According to a Planning Commission report, the 16.5 million hectares treated under the micro-watershed approach are not reflected in the net sown area which has stagnated at around 142 million hectares over the last 20 years. According to the Planning Commission: “Although the ministries of agriculture and rural development have implemented watershed projects for more than a decade, evaluation reports have shown that most projects have failed to generate sustainability because of the failure of government agencies to involve the people. Most government watershed development investments have yielded disappointing results given the vast resources allocated.”

This is especially unfortunate in upland tribal areas where the pace of environmental degradation is accelerating, with accompanying impoverishment and distress among local communities. The poor outcomes of the watershed approach do little to build the faith of tribal people who respond in a superficial manner in anticipation of wage payments as some succour in their poverty-stricken lives. Watersheds also fail to recognise traditional knowledge systems and do little to promote indigenous crop varieties. There is an urgent need to address all these problems for any level of people’s involvement and sustainability.

What could the options in such a scenario be? Was it the technology or the ‘software’ (as the IFAD report mentions) that failed these poor communities? There is no dearth of government expenditure on natural resource management programmes, and yet poverty increases. Could there be a way where current know-how can be combined with tribal knowledge systems and practices to reverse the ecological destruction, whilst helping improve the livelihood opportunities of tribal communities?

Not just tribal regions but in major parts of India, agriculture is in crisis with very low returns and large-scale destruction of cropped lands. An approach such as conservation agriculture needs to be taken up extensively with small and middle farmers to help them escape the downward spiral that impoverishes them even as it destroys the soil and the ecosystem.

Acceptance of conservation agriculture is much greater among farmers in rainfed regions. This could give rainfed agriculture the boost it needs, as a major portion of arable land in India is cropped primarily under rainfed conditions. Conservation agro-ecology systems could also be designed combining agriculture and plantation crops to bring about an overall surge in ecological gains. When integrated with local experience and wisdom, this approach can be adapted to improve agricultural production in rainfed agricultural uplands, irrigated backyard gardens, and commons, under the management of women’s groups and the village community.

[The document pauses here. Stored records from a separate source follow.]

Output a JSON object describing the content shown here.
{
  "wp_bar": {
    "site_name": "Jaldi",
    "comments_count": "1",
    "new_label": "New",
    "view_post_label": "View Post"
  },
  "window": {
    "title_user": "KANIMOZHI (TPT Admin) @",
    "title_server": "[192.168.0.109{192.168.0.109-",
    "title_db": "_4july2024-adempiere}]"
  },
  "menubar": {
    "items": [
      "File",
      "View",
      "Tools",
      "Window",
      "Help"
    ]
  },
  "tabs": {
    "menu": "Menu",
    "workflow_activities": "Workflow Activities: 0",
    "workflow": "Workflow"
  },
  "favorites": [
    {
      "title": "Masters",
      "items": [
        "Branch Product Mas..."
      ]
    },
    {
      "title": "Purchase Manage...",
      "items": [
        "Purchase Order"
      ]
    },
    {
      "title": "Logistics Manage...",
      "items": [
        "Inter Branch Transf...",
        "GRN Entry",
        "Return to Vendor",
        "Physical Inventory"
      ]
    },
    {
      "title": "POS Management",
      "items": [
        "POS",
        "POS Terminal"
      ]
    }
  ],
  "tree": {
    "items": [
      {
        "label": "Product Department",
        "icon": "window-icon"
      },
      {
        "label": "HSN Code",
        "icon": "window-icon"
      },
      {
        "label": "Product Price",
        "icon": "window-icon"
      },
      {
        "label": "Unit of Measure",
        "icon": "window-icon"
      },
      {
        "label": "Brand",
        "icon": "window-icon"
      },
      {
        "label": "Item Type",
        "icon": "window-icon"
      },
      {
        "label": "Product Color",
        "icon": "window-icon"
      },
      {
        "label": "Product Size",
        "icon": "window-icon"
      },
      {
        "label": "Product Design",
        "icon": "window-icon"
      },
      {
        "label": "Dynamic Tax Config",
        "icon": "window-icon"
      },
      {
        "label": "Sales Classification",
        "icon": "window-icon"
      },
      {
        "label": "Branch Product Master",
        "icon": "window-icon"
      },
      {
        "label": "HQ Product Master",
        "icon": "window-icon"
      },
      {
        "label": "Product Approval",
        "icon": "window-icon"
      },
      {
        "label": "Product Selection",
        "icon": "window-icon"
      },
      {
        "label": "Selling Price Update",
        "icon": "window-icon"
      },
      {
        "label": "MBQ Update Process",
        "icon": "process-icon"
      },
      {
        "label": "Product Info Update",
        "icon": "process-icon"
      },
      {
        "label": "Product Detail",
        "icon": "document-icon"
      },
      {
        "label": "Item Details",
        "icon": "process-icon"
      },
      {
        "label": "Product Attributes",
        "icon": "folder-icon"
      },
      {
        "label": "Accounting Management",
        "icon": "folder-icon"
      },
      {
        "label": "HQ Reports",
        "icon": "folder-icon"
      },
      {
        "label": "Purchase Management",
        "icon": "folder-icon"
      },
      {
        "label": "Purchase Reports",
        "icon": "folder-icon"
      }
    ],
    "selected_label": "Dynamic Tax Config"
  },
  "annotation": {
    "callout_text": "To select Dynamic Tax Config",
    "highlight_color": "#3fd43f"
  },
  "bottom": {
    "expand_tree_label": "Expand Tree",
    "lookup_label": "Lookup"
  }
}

As the farm sector goes into a downward spin, the government’s actions to bail out farmers takes the form of corporatisation, which allows agri-business companies, retailers and food-processing companies to enter into agreements directly with farmers. This, it is presumed, will help farmers find ready and reliable markets for their produce. However, failed experiments in states like Andhra Pradesh indicate that, with such ‘solutions’, farmers bear the final costs and receive very little benefit.

On the other hand, support for ecologically sound measures that help increase the production of food commodities that are in short supply such as lentils, oilseeds and millet, through approaches like conservation agriculture, will help rural communities address impoverishment. Agragamee’s nascent initiatives in organic conservation agriculture with tribal farmers highlighted the farmer’s interest and intuitive understanding of such an approach. Our early mistakes have only boosted enthusiasm amongst them to try again with deeper understanding, the next monsoon. This is where the support and partnership of government is required, for that will enable the positives from our experience to be of use in other parts of the country.

(Vidhya Das is with Agragamee, a group engaged in culturally sensitive and ecologically balanced development of remote tribal communities in Orissa)

Infochange News & Features, July 2010